Hari Dhillon moved to London from LA to play smooth-talking consultant Michael Spence in Holby City. It was a stroke of luck that changed his life.
How did you get the role in Holby City?
I ran into a casting director walking in the street in London and she mentioned I might be right for something in Holby City. However, I was living back in America and about to fly home. I sent a tape over from the States and the next day I got a call asking if I was interested. It was crazy, me and my wife Lara were about to have a child and the writers’ strike was going on in America so she said, 'If we’re not working in this city we’ve got to get out'. So, out of nowhere, this beautiful stroke of luck kind of picked me up. I was like, 'Yes please, thank you'.
Your daughter Arya is three-and-a-half, do you consider London home now?
Lara, my partner, also asked me that. I’m happy here, although I’m sure at some point my time here will finish and I’ll have to go back to LA to work. I feel very comfortable in California, and also in India where I lived for a year when I was younger.
Is your daughter showing any signs of following in your acting footsteps?
I hope not! I’ve all of a sudden become like my dad, the Indian parent – dancing is for playtime, not for a lifetime! But she’s certainly loud enough and she’s got a sense of humour.
What’s been your personal experience of doctors and hospitals?
I’ve been lucky so far, touch wood. My father’s had two or three major operations and a stroke so I’ve experienced it on an American level, but it’s a very different system to here. When my daughter was born I’d take her to the GP. He would write a prescription for me to take to the pharmacy and I couldn’t believe you didn’t have to pay! We had private insurance when we first arrived, but then I realised it was ridiculous and there was no point. People have their problems with the NHS, but I’ve nothing but good things to say about my experience.
Did you have a career in America before becoming an actor?
Yeah, for a while after I left university I worked as an Aids educator in prisons and juvenile detention centres in California and Hawaii. The California penal system’s not the world’s kindest place and Hawaii has lots of juvenile detention centres. After a year I definitely burnt out and I knew I couldn’t do it any more. I was too young.
What’s your view of Michael Spence?

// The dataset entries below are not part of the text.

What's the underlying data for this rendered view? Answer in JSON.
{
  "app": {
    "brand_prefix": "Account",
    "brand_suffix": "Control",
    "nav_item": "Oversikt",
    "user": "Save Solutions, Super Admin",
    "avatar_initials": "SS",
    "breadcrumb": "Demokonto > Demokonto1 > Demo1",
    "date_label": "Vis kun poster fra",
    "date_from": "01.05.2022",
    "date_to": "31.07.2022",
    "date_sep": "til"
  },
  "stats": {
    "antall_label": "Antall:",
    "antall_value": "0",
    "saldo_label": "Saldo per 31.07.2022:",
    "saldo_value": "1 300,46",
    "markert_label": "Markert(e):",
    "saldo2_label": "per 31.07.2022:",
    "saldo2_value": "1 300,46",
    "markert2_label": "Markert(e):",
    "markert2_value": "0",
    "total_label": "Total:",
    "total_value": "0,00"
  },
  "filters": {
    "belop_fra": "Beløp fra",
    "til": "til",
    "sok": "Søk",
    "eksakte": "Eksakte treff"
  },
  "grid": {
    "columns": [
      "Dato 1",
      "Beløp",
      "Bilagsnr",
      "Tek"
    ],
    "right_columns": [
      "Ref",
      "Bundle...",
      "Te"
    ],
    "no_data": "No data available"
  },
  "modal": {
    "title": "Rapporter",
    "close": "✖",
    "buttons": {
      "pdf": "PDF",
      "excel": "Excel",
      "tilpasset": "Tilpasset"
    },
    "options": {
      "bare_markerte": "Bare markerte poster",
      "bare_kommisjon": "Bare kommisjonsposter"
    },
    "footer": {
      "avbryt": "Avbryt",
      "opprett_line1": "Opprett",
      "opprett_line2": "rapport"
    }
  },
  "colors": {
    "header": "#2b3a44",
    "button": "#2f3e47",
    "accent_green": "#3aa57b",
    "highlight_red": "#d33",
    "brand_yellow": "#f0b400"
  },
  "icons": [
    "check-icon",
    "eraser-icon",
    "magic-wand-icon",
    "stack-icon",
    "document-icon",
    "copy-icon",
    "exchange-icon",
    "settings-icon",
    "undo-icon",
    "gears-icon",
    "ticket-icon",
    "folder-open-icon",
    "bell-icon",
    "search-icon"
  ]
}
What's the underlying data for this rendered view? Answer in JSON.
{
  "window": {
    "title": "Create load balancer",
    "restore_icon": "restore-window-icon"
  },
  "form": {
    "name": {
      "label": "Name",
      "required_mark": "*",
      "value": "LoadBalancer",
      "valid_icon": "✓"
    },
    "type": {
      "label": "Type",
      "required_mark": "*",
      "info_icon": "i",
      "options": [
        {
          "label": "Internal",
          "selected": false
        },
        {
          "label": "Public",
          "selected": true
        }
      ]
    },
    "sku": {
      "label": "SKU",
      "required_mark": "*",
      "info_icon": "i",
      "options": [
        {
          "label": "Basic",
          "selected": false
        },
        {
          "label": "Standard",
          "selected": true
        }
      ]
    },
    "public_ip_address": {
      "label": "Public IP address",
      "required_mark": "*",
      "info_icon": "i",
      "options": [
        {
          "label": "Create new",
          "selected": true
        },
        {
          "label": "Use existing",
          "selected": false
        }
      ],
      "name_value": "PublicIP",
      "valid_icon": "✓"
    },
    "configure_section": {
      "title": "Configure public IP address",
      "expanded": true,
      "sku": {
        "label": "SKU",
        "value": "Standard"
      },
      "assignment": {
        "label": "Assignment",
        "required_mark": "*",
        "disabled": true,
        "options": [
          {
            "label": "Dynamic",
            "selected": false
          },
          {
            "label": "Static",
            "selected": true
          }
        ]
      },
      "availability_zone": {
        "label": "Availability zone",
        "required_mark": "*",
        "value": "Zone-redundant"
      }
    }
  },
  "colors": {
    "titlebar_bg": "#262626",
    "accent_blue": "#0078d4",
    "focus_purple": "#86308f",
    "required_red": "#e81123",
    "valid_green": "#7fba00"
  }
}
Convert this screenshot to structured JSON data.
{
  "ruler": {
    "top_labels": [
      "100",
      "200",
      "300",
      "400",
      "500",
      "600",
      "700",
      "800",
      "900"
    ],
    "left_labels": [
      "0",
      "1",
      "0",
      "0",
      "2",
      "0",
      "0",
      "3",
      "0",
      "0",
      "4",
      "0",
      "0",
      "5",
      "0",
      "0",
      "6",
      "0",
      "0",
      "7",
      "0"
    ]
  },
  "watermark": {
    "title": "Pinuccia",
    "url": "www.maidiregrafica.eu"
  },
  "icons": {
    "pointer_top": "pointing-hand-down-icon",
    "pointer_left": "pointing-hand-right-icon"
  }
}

He has a self-destructive perverse streak in him and his world is limited in a way. He knows his work and his family, and if you took one of those things away, you would cut out half of his personality. There’s not much outside of that. He’s very muscular in his medical intellect but his emotional depth, or range, has almost withered. He’s learning life's lessons late and in a hard way.
By Mary Comerford